### Task to carry out:
Write out the whole listing below exactly, skipping each picture.

### Exercise data:
⁂

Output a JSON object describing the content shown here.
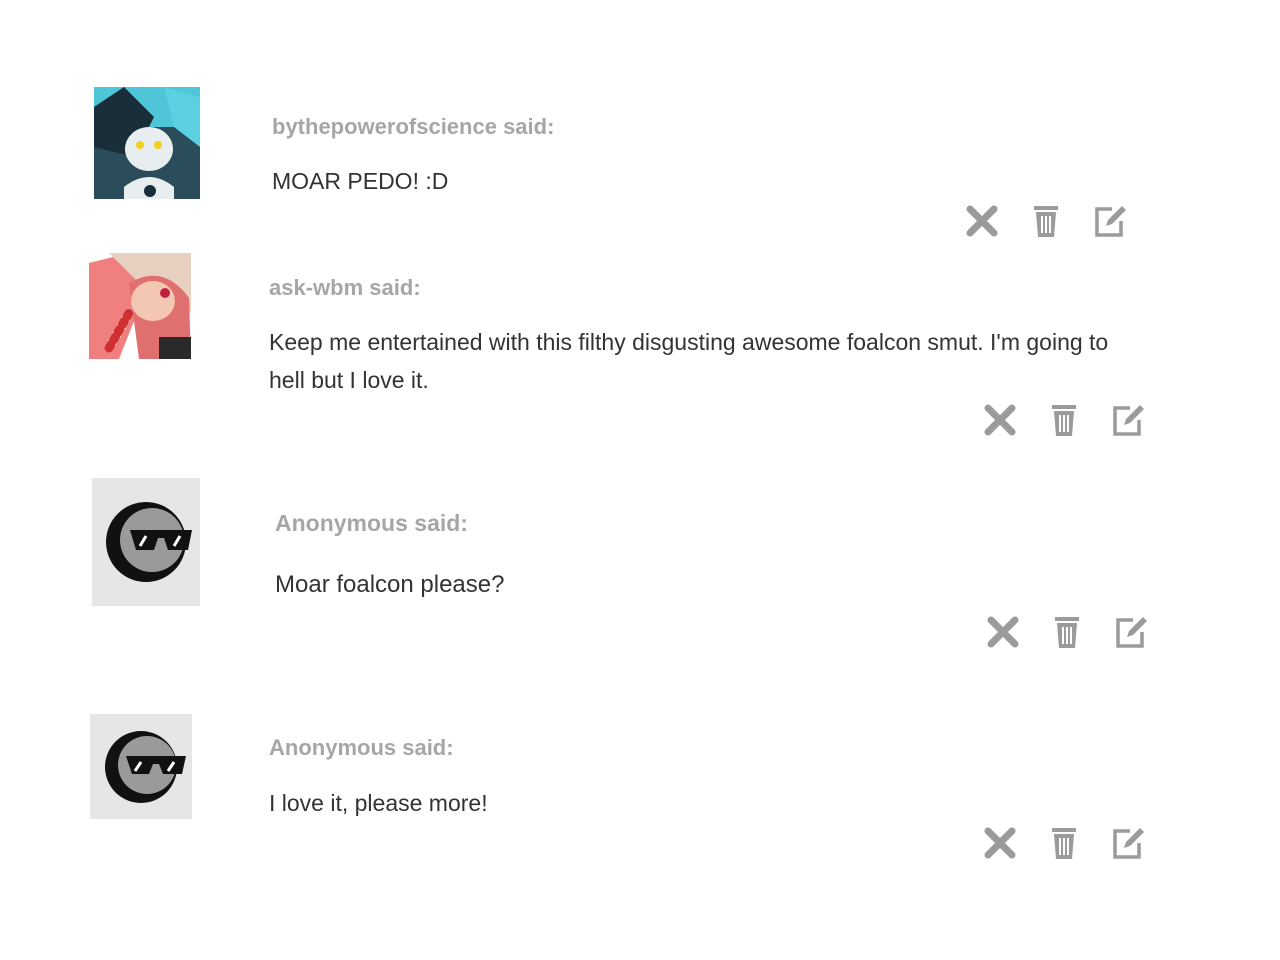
{
  "messages": [
    {
      "asker": "bythepowerofscience said:",
      "question": "MOAR PEDO! :D",
      "avatar_icon": "pony-portrait-avatar"
    },
    {
      "asker": "ask-wbm said:",
      "question": "Keep me entertained with this filthy disgusting awesome foalcon smut. I'm going to hell but I love it.",
      "avatar_icon": "pony-candy-cane-avatar"
    },
    {
      "asker": "Anonymous said:",
      "question": "Moar foalcon please?",
      "avatar_icon": "anonymous-sunglasses-avatar"
    },
    {
      "asker": "Anonymous said:",
      "question": "I love it, please more!",
      "avatar_icon": "anonymous-sunglasses-avatar"
    }
  ],
  "actions": [
    "close-icon",
    "trash-icon",
    "edit-icon"
  ],
  "colors": {
    "asker_text": "#a6a6a6",
    "question_text": "#333333",
    "action_icon": "#9b9b9b"
  }
}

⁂

### Result for this exercise:
Output a JSON object describing the content shown here.
{
  "messages": [
    {
      "asker": "bythepowerofscience said:",
      "question": "MOAR PEDO! :D",
      "avatar_icon": "pony-portrait-avatar"
    },
    {
      "asker": "ask-wbm said:",
      "question": "Keep me entertained with this filthy disgusting awesome foalcon smut. I'm going to hell but I love it.",
      "avatar_icon": "pony-candy-cane-avatar"
    },
    {
      "asker": "Anonymous said:",
      "question": "Moar foalcon please?",
      "avatar_icon": "anonymous-sunglasses-avatar"
    },
    {
      "asker": "Anonymous said:",
      "question": "I love it, please more!",
      "avatar_icon": "anonymous-sunglasses-avatar"
    }
  ],
  "actions": [
    "close-icon",
    "trash-icon",
    "edit-icon"
  ],
  "colors": {
    "asker_text": "#a6a6a6",
    "question_text": "#333333",
    "action_icon": "#9b9b9b"
  }
}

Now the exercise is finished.